Supplied entries:
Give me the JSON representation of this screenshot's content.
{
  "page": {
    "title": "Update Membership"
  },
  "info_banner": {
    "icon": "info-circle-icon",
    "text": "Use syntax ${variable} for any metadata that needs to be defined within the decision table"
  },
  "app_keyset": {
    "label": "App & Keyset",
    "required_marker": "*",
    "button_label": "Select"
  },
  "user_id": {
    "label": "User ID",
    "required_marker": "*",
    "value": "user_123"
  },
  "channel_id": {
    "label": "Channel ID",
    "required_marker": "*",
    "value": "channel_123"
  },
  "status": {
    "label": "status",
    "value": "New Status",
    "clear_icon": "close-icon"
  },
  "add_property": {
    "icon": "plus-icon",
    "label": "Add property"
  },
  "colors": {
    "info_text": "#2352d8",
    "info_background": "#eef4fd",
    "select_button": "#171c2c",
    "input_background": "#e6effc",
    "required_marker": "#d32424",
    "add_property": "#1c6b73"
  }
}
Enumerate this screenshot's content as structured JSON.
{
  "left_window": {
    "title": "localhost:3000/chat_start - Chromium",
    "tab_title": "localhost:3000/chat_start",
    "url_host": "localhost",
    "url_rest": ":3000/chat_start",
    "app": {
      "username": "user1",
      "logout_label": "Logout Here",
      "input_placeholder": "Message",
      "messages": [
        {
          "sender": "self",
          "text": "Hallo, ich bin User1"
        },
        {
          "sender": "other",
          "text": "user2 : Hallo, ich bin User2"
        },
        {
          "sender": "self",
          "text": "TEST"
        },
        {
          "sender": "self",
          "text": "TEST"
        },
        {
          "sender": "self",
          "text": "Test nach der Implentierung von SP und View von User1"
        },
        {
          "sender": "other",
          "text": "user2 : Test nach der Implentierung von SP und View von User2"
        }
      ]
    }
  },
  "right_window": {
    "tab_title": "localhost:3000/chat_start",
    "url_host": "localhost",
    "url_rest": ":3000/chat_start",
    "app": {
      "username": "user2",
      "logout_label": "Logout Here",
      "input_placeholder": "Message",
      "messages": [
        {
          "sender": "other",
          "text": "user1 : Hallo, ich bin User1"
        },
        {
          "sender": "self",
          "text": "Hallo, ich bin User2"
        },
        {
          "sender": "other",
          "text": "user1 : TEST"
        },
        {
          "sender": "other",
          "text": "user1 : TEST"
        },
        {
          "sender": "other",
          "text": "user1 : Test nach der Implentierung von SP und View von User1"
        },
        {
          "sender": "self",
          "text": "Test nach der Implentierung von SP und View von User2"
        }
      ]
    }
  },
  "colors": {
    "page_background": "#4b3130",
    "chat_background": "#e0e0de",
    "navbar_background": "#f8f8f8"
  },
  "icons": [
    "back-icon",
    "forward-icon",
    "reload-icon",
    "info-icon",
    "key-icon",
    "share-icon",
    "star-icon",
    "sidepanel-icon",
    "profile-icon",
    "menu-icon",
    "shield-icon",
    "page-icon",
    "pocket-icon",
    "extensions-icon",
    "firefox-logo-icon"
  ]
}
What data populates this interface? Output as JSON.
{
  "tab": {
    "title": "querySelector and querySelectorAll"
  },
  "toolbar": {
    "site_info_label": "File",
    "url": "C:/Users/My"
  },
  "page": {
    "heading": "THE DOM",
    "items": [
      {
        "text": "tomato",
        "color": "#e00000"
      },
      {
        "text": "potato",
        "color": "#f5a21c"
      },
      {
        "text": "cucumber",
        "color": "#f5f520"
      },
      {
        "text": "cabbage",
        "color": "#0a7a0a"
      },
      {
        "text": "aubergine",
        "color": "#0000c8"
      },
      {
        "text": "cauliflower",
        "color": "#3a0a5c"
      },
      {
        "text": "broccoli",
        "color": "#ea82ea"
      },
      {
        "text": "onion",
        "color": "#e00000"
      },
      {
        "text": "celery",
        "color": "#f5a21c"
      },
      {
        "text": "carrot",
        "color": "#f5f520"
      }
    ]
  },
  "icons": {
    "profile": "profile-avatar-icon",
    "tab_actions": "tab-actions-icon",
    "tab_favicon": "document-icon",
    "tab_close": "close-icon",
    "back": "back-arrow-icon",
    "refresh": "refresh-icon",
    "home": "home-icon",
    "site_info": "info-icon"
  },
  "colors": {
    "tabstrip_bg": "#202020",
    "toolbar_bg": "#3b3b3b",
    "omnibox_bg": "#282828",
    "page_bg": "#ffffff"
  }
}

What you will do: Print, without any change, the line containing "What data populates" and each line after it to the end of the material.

The answer:
What data populates this interface? Output as JSON.
{
  "tab": {
    "title": "querySelector and querySelectorAll"
  },
  "toolbar": {
    "site_info_label": "File",
    "url": "C:/Users/My"
  },
  "page": {
    "heading": "THE DOM",
    "items": [
      {
        "text": "tomato",
        "color": "#e00000"
      },
      {
        "text": "potato",
        "color": "#f5a21c"
      },
      {
        "text": "cucumber",
        "color": "#f5f520"
      },
      {
        "text": "cabbage",
        "color": "#0a7a0a"
      },
      {
        "text": "aubergine",
        "color": "#0000c8"
      },
      {
        "text": "cauliflower",
        "color": "#3a0a5c"
      },
      {
        "text": "broccoli",
        "color": "#ea82ea"
      },
      {
        "text": "onion",
        "color": "#e00000"
      },
      {
        "text": "celery",
        "color": "#f5a21c"
      },
      {
        "text": "carrot",
        "color": "#f5f520"
      }
    ]
  },
  "icons": {
    "profile": "profile-avatar-icon",
    "tab_actions": "tab-actions-icon",
    "tab_favicon": "document-icon",
    "tab_close": "close-icon",
    "back": "back-arrow-icon",
    "refresh": "refresh-icon",
    "home": "home-icon",
    "site_info": "info-icon"
  },
  "colors": {
    "tabstrip_bg": "#202020",
    "toolbar_bg": "#3b3b3b",
    "omnibox_bg": "#282828",
    "page_bg": "#ffffff"
  }
}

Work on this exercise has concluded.